Already the Words Project has hit the ground running. At the Brattleboro Literary Festival in October, the organization debuted a mobile museum about Lucy Terry Prince — the previously mentioned African American poet — called "Lucy Speaks." And, by September, the project had received a National Endowment for the Humanities Creating Humanities Communities grant. The grant will match donations to the Words Project up to $150,000 over three years.

Hilary Twining, the director of corporate and foundation relations at Marlboro College, presented the grant to the project. She said the college is interested in working with other educators to fine-tune ideas about place-based education.

"The idea with this NEH grant program is about bringing humanities into the local community and having as broad a coalition as possible to bring humanities to light and put your own stamp on it," she said.

There's a big focus on education.

Julianne Eagan, the WSESU curriculum coordinator, explained that social studies is a challenging subject for students.

"Place-based education allows students an entry point to where they live and what it's like in the past. From that they can see how concepts apply to greater trends historically, or, 'this is how it applies to how I can understand myself today,'" she said. "It really gives students a new lens when they learn to see their environment through the lens of the past. It changes how they interact with their local community."

One of Weinmann's goals is to explore multiple viewpoints and stories.

Judy Dow, an Abenaki educator, is one of the scholars the Words Project is working with to educate local students. She teaches science, history, and math through art. She focuses on the oral stories of Abenaki tribes to map out Vermont's geography.

Dow has students map out the layers of the Earth's crust by panting yogurt containers, or they map a path into the woods by decorating cloth with the different plants that grow along the path.

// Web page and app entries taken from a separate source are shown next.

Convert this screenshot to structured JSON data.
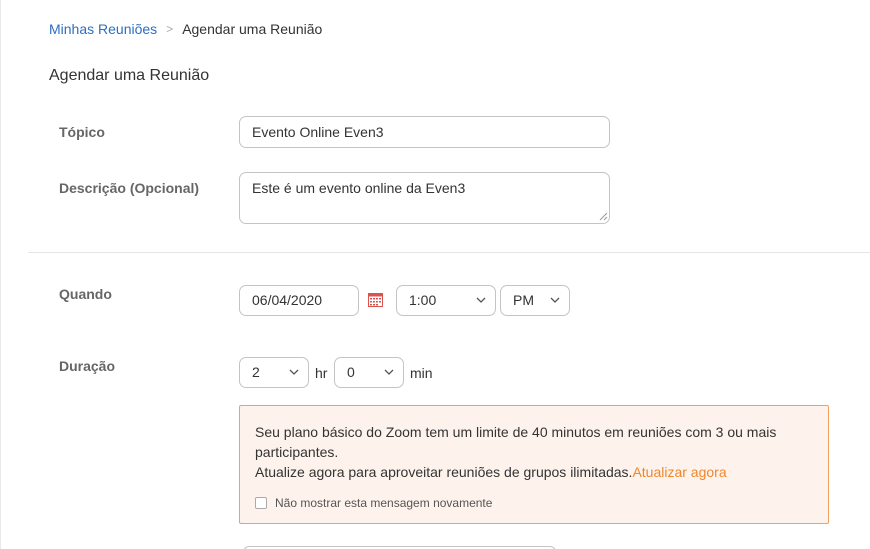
{
  "breadcrumb": {
    "parent": "Minhas Reuniões",
    "separator": ">",
    "current": "Agendar uma Reunião"
  },
  "page_title": "Agendar uma Reunião",
  "form": {
    "topic_label": "Tópico",
    "topic_value": "Evento Online Even3",
    "description_label": "Descrição (Opcional)",
    "description_value": "Este é um evento online da Even3",
    "when_label": "Quando",
    "date_value": "06/04/2020",
    "time_value": "1:00",
    "ampm_value": "PM",
    "duration_label": "Duração",
    "hours_value": "2",
    "hours_unit": "hr",
    "minutes_value": "0",
    "minutes_unit": "min"
  },
  "alert": {
    "line1": "Seu plano básico do Zoom tem um limite de 40 minutos em reuniões com 3 ou mais participantes.",
    "line2": "Atualize agora para aproveitar reuniões de grupos ilimitadas.",
    "link": "Atualizar agora",
    "checkbox_label": "Não mostrar esta mensagem novamente"
  },
  "icons": {
    "calendar": "calendar-icon",
    "dropdown": "chevron-down-icon"
  },
  "colors": {
    "link_blue": "#2d6ebf",
    "alert_border": "#f3a05c",
    "alert_bg": "#fef3ec",
    "alert_link": "#f0862c",
    "calendar_red": "#d9534f"
  }
}
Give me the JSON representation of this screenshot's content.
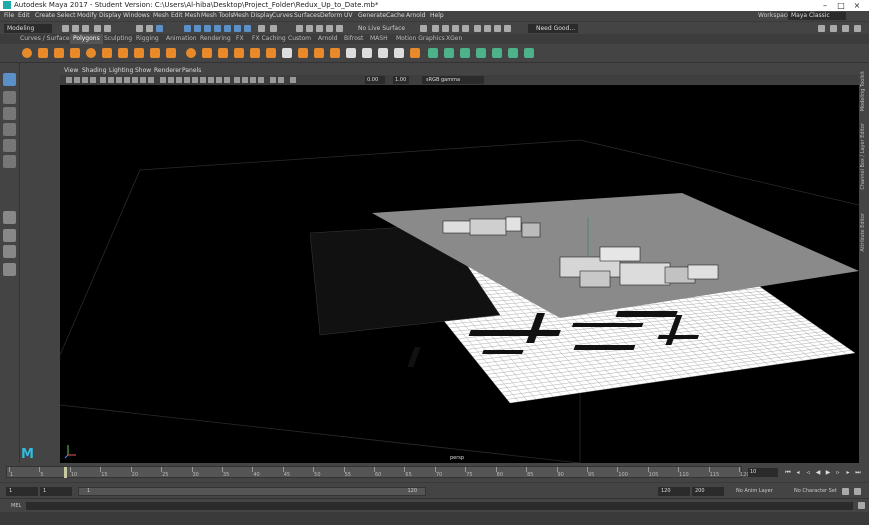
{
  "window": {
    "title": "Autodesk Maya 2017 - Student Version: C:\\Users\\Al-hiba\\Desktop\\Project_Folder\\Redux_Up_to_Date.mb*",
    "controls": [
      "–",
      "□",
      "×"
    ]
  },
  "menubar": {
    "items": [
      "File",
      "Edit",
      "Create",
      "Select",
      "Modify",
      "Display",
      "Windows",
      "Mesh",
      "Edit Mesh",
      "Mesh Tools",
      "Mesh Display",
      "Curves",
      "Surfaces",
      "Deform",
      "UV",
      "Generate",
      "Cache",
      "Arnold",
      "Help"
    ],
    "workspace_label": "Workspace :",
    "workspace_value": "Maya Classic"
  },
  "status_line": {
    "mode": "Modeling",
    "live_surface": "No Live Surface",
    "workspace_selector": "Need Good..."
  },
  "shelf": {
    "tabs": [
      "Curves / Surfaces",
      "Polygons",
      "Sculpting",
      "Rigging",
      "Animation",
      "Rendering",
      "FX",
      "FX Caching",
      "Custom",
      "Arnold",
      "Bifrost",
      "MASH",
      "Motion Graphics",
      "XGen"
    ],
    "active_tab": "Polygons",
    "colors": {
      "orange": "#e88a2a",
      "green": "#4bb28a",
      "white": "#dddddd"
    }
  },
  "panel": {
    "menus": [
      "View",
      "Shading",
      "Lighting",
      "Show",
      "Renderer",
      "Panels"
    ],
    "field_a": "0.00",
    "field_b": "1.00",
    "colorspace": "sRGB gamma",
    "camera_label": "persp"
  },
  "right_strip": {
    "labels": [
      "Modeling Toolkit",
      "Channel Box / Layer Editor",
      "Attribute Editor"
    ]
  },
  "time_slider": {
    "tick_labels": [
      "1",
      "5",
      "10",
      "15",
      "20",
      "25",
      "30",
      "35",
      "40",
      "45",
      "50",
      "55",
      "60",
      "65",
      "70",
      "75",
      "80",
      "85",
      "90",
      "95",
      "100",
      "105",
      "110",
      "115",
      "120"
    ],
    "current_frame": "10",
    "current_fraction": 0.076
  },
  "range_slider": {
    "start": "1",
    "anim_start": "1",
    "range_start": "1",
    "range_end": "120",
    "anim_end": "120",
    "end": "200",
    "anim_layer": "No Anim Layer",
    "character_set": "No Character Set"
  },
  "command_line": {
    "label": "MEL"
  },
  "viewport_floor_color": "#ffffff",
  "viewport_plane_color": "#8a8a8a"
}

Decorating items with these mnemonic devices is an Abenaki technique. It lets students see the world from a different perspective.

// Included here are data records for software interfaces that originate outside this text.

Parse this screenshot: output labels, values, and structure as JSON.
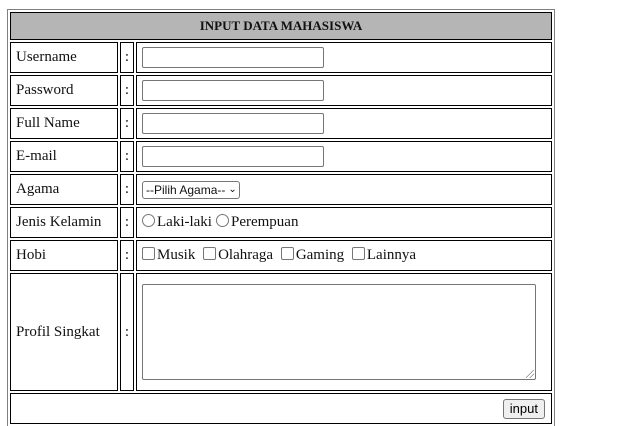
{
  "form": {
    "title": "INPUT DATA MAHASISWA",
    "colon": ":",
    "fields": {
      "username": {
        "label": "Username",
        "value": ""
      },
      "password": {
        "label": "Password",
        "value": ""
      },
      "fullname": {
        "label": "Full Name",
        "value": ""
      },
      "email": {
        "label": "E-mail",
        "value": ""
      }
    },
    "agama": {
      "label": "Agama",
      "selected": "--Pilih Agama--"
    },
    "gender": {
      "label": "Jenis Kelamin",
      "options": [
        "Laki-laki",
        "Perempuan"
      ]
    },
    "hobi": {
      "label": "Hobi",
      "options": [
        "Musik",
        "Olahraga",
        "Gaming",
        "Lainnya"
      ]
    },
    "profil": {
      "label": "Profil Singkat",
      "value": ""
    },
    "submit_label": "input"
  },
  "icons": {
    "select_chevron": "chevron-down-icon",
    "textarea_grip": "resize-grip-icon"
  }
}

She said she'd seen about four or five different historical markers in Windham County. "The question is, whose history?" she said.

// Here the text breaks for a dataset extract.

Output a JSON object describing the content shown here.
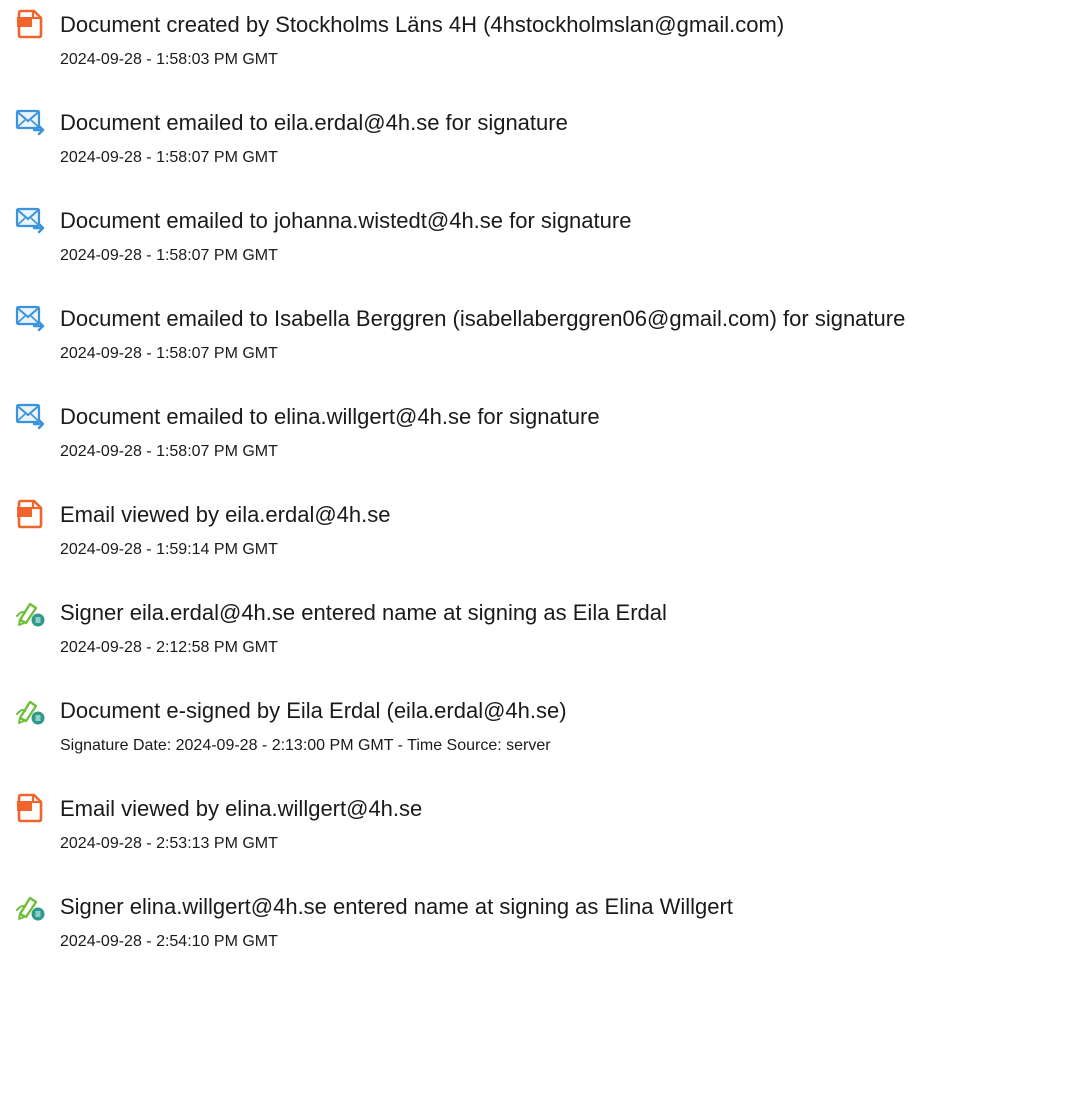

Harmony Birch can be reached at hbirch@reformer.com, at @Birchharmony on Twitter and 802-254-2311, Ext. 153.